Art Garfunkel to duet with his son at Jaffa show

Legendary singer set to perform on Wednesday.

Art Garfunkel at Dan hotel in Tel Aviv (photo credit: ELIRAN AVITAL)
Art Garfunkel at Dan hotel in Tel Aviv
(photo credit: ELIRAN AVITAL)
When legendary singer Art Garfunkel takes the stage on Wednesday night at Bloomfield Stadium in Jaffa, he may not have old partner Paul Simon with him, but he offers the next best thing – his son Arthur Jr.
“He has a great musical gift, my boy sings better than I do and I’m pretty good. I would not bring him in the show if it was nepotism,” said the 73-yearold Garfunkel during a press conference Monday at the Dan Hotel in Tel Aviv the morning after he arrived in Israel.
Looking more like an Ivy League college professor than a rock star – with open collar, sport jacket and horn-rimmed glasses – Garfunkel said that his 24-year-old son would be joining him for a couple songs at the show, in which he promises to perform a generous selection from both the Simon and Garfunkel songbook as well as from his illustrious solo career.
“We all have our children and we all like to show them off but I’m trying to give the customer their real value for the ticket.
So I’m bringing on a great singer, my son Arthur Jr., because he is so damn good,” he added.
Garfunkel, who last appeared in Israel in the early 1980s with his erstwhile partner Simon, said that he was happy to be in Israel and had not been approached by anyone urging him to boycott the country.
At the same time, the Jewish singer explained that he wasn’t here to be a tourist.
“I feel I’m with my cousins, my brothers, my sisters, my nieces, my nephews and my job is to focus and to concentrate on being a good singer.
First comes the paying customer who has a right... to hear a nice sound from Art Garfunkel,” he said. “I lost my voice in 2010 and it’s taken four years to become Art Garfunkel’s sound again and I enjoy it and the world enjoys it.”

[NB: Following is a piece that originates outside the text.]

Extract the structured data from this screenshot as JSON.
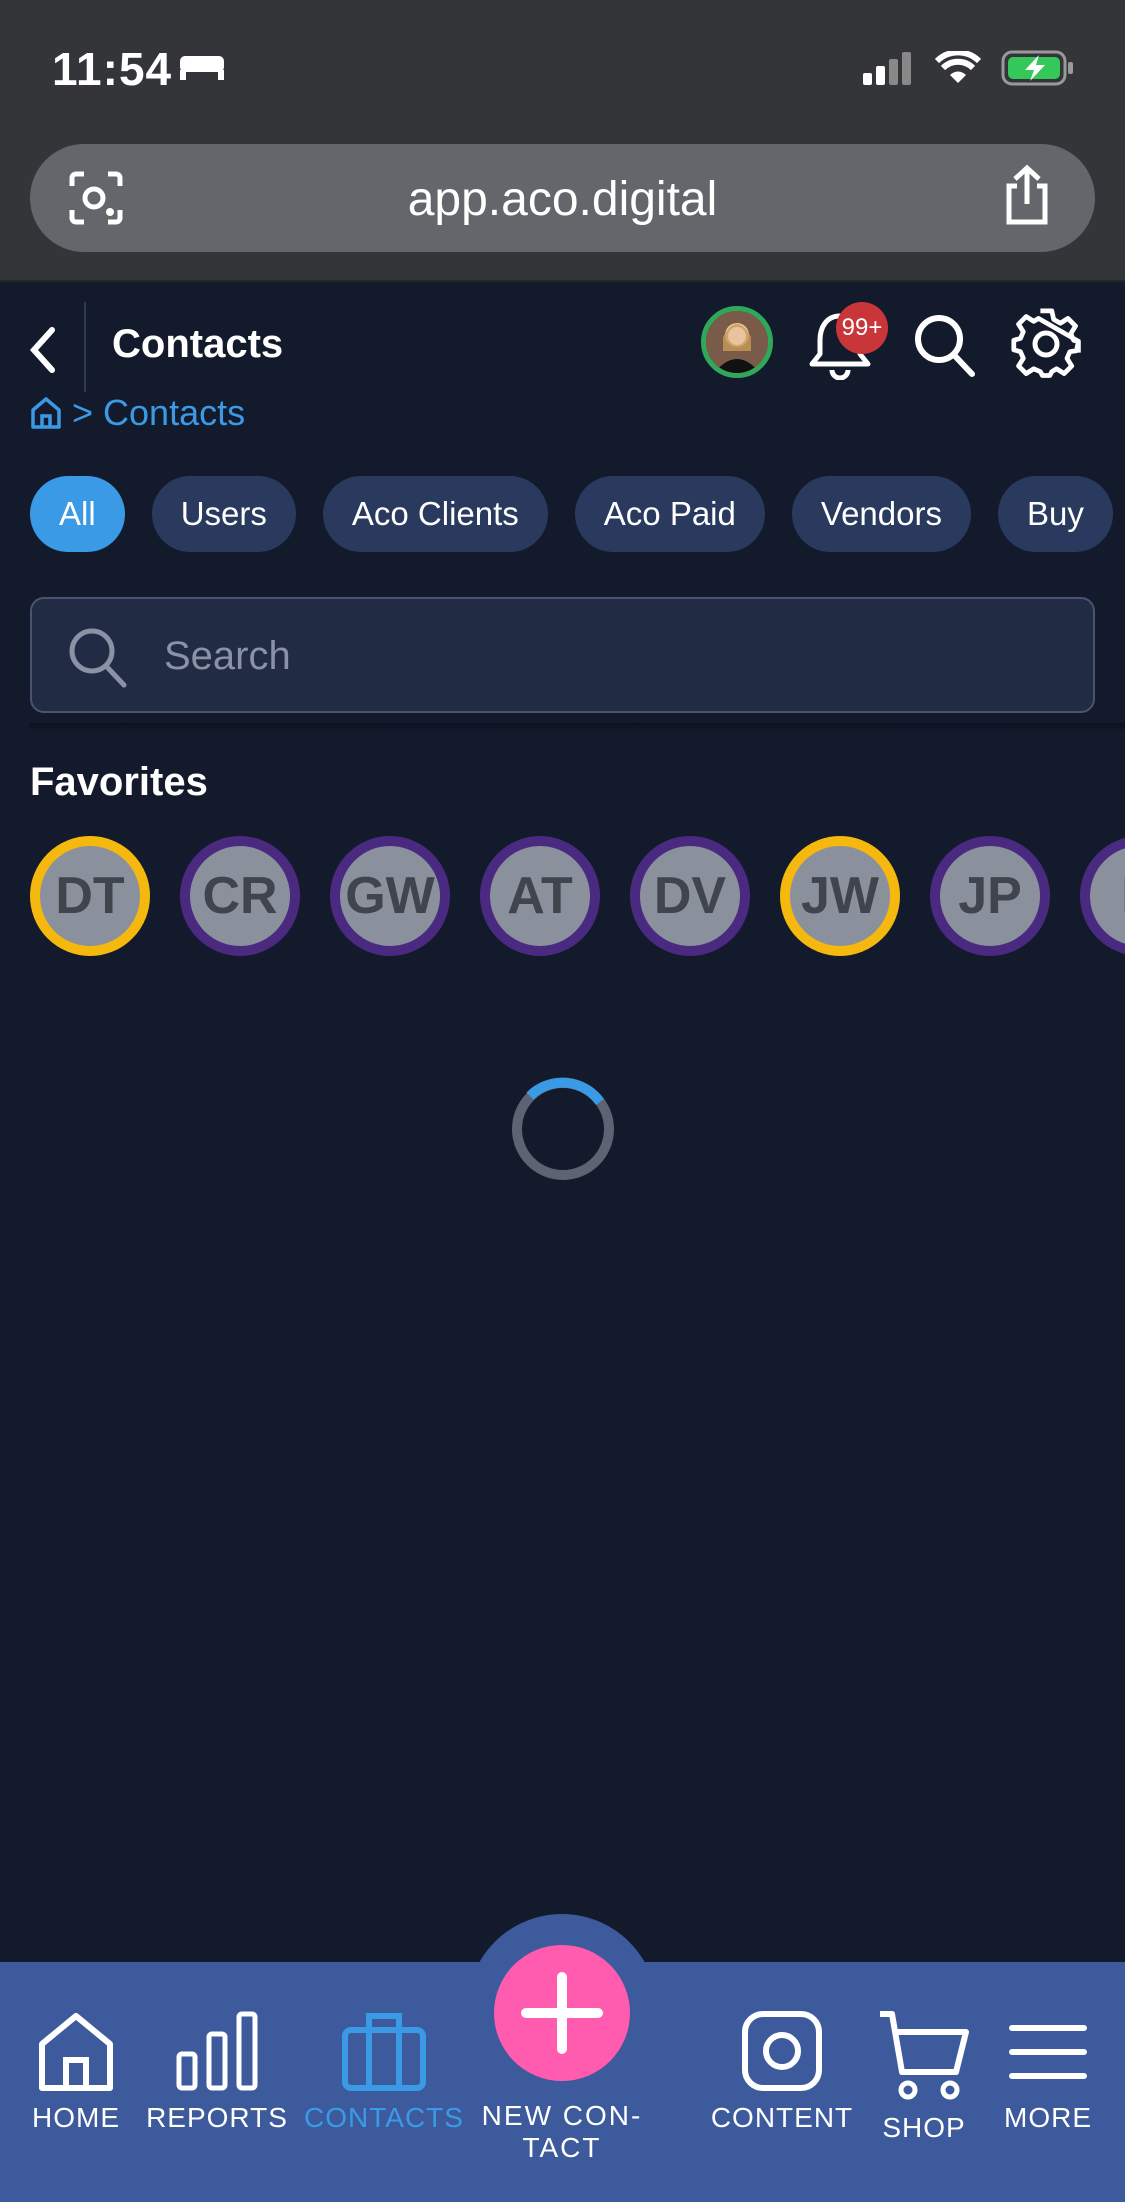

When asked if the America that Simon and Garfunkel sang about and that Garfunkel walked across on a decade-long trek 20-odd years ago was a different, more dangerous place today, he responded by comparing that description to how Americans view Israel.
“We Americans read about Israel and we get Alan Dershowitz through the newspapers and it looks terribly dangerous to be here. And Israelis always tell me it’s not like that when you’re in Israel – you people go on with daily life, and don’t live with a sense that your house will be bombed,” he said.
Despite chastising a questioner for asking about his relationship with Simon, Garfunkel said that he was proud of the duo’s work.
“There is a power to lovely melody. Melody works at any age. ‘Bridge over Troubled Water’ is full of melody. It’s a forgotten word melody. I think Simon and Garfunkel lyrics are thoughtful and poetic. I think that works at any age,” he said.
Asked if he will ever perform again with Simon, Garfunkel said with aplomb, “I’ll give my standard answer, which is ‘it takes two to tango.’”